from the St. Pat’s church cookbook
2 cukes or 1 long seedless cuke
1 med onion
1 tbsp. vinegar
1 tsp. salt
1 tsp. sugar
½ cup mayonnaise
1/4 cup sour cream
1 tbsp. chopped fresh dill
1 tbsp. chopped fresh parsley
Thinly slice cucumbers and onion. Mix into vinegar, salt and sugar. Let stand for 30 minutes, then drain off the liquid. Mix mayonnaise, sour cream, dill and parsley. Pour onto cucumbers and mix. Makes about 2 ½ cups.
Here’s a super simple cucumber recipe thanks to CSA member Debbie! Wash the cukes first and soak a while in ice water.
NEVER FAIL COLD WATER DILL PICKLES
2 quarts fresh cukes
2 heads dill (When I don’t have it, I use dry dill seed & dill weed)
3 Tablespoons canning salt
1 cup white vinegar
3 cloves garlic, sliced thin
2 Tablespoons whole mixed pickling spice
Pack cukes lightly in 2 quart jar. Add rest of ingredients. Fill jar with cold tap water. Keep in the refrigerator. Shake occasionally to dissolve the salt. Leave sit 2 weeks.

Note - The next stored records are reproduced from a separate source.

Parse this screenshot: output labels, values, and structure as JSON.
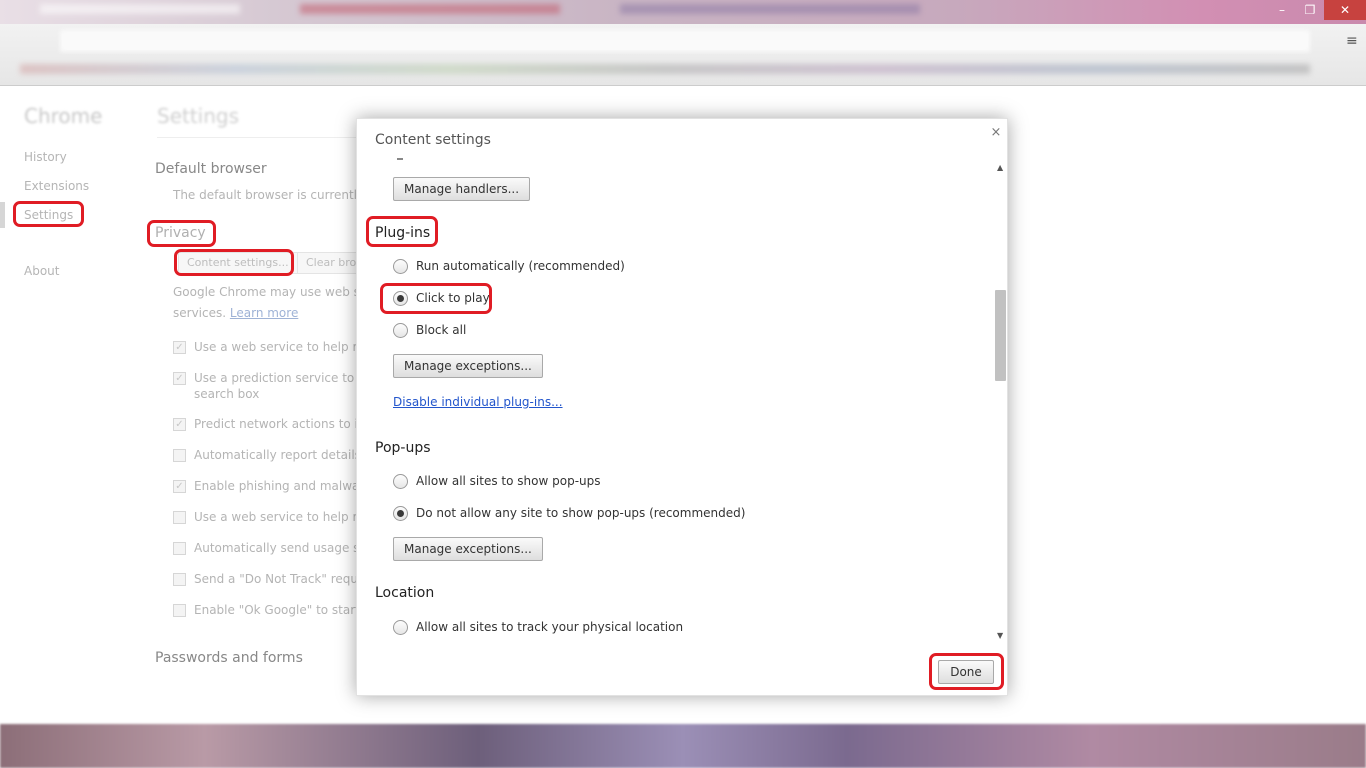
{
  "window": {
    "minimize_icon": "minimize-icon",
    "maximize_icon": "maximize-icon",
    "close_icon": "close-icon"
  },
  "sidebar": {
    "brand": "Chrome",
    "items": [
      {
        "label": "History"
      },
      {
        "label": "Extensions"
      },
      {
        "label": "Settings"
      },
      {
        "label": "About"
      }
    ],
    "selected": "Settings"
  },
  "settings": {
    "heading": "Settings",
    "default_browser": {
      "title": "Default browser",
      "text": "The default browser is currently Go"
    },
    "privacy": {
      "title": "Privacy",
      "content_settings_button": "Content settings...",
      "clear_button": "Clear brow",
      "description_line1": "Google Chrome may use web servi",
      "description_line2": "services.",
      "learn_more": "Learn more",
      "checkboxes": [
        {
          "label": "Use a web service to help resol",
          "checked": true
        },
        {
          "label": "Use a prediction service to help",
          "label2": "search box",
          "checked": true
        },
        {
          "label": "Predict network actions to imp",
          "checked": true
        },
        {
          "label": "Automatically report details of",
          "checked": false
        },
        {
          "label": "Enable phishing and malware p",
          "checked": true
        },
        {
          "label": "Use a web service to help resol",
          "checked": false
        },
        {
          "label": "Automatically send usage statis",
          "checked": false
        },
        {
          "label": "Send a \"Do Not Track\" request",
          "checked": false
        },
        {
          "label": "Enable \"Ok Google\" to start a v",
          "checked": false
        }
      ]
    },
    "passwords": {
      "title": "Passwords and forms"
    }
  },
  "dialog": {
    "title": "Content settings",
    "close_icon": "×",
    "manage_handlers_button": "Manage handlers...",
    "plugins": {
      "title": "Plug-ins",
      "options": [
        {
          "label": "Run automatically (recommended)",
          "checked": false
        },
        {
          "label": "Click to play",
          "checked": true
        },
        {
          "label": "Block all",
          "checked": false
        }
      ],
      "manage_exceptions_button": "Manage exceptions...",
      "disable_link": "Disable individual plug-ins..."
    },
    "popups": {
      "title": "Pop-ups",
      "options": [
        {
          "label": "Allow all sites to show pop-ups",
          "checked": false
        },
        {
          "label": "Do not allow any site to show pop-ups (recommended)",
          "checked": true
        }
      ],
      "manage_exceptions_button": "Manage exceptions..."
    },
    "location": {
      "title": "Location",
      "options": [
        {
          "label": "Allow all sites to track your physical location",
          "checked": false
        }
      ]
    },
    "done_button": "Done"
  },
  "highlight_color": "#e01c24"
}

We just broke into the 1st jar of the season-yum!
PS-Another cuke beverage-Cucumber water is refreshing and delicious. Just add a few slices of cuke to your glass or pitcher of ice water. It’s a lot like adding lemon slices but the cuke slices are crisp and crunchy when the water is gone!
This is the recipe for the pickled beans we invited CSA members to make with us a couple weeks ago. A number of people have asked for the recipe we use, so we decided to just post it here. It is from the Ball Blue Book of Preserving, the Bible of canning and freezing. (I bought my copy at the hardware store next to the canning jars.)
Yield: about 4 pints or 2 quarts. (We generally pack a bunch of jars with beans first, and then double or triple the brine recipe.)
2 pounds green and/or yellow beans
1/4 cup canning salt
2 1/2 cups vinegar
2 1/2 cups water
1 tsp cayenne pepper
4 cloves garlic
4 heads dill
Trim ends off beans. Combine salt, vinegar, and water in large saucepan. Bring mixture to boil. Pack beans lengthwise into hot jars, leaving 1/4-inch headspace. Add 1/4-tsp cayenne pepper, 1 clove garlic and 1 head dill to each pint jar. (For quart jars add 1/2-tsp cayenne, 2 cloves garlic, and 2 heads of dill). Ladle hot liquid over beans, leaving 1/4-inch headspace. Remove air bubbles. Adjust two-piece lids (according to regular canning procedures). Process pints and quarts 10 minutes in a boiling-water canner.*
*Last year we put the jars in for 10 minutes total, and our beans were not wrinkly. This year, we read the fine print again and it said to put in the jars and let the water come back to a boil, and THEN start the timer for 10 minutes. This year we DO have wrinkly dilly beans. How will they taste? We don’t know, because we usually treat them like cucumber pickles and wait about 6 weeks before opening them to taste. Obviously nobody got sick on our “undercooked” beans last year, but generally in canning one should try to follow the instructions for fear of botulism.
UPDATE! The wrinkly beans unwrinkled after a while and tasted great — nice and crunchy. So if your beans wrinkle up at first, don’t worry!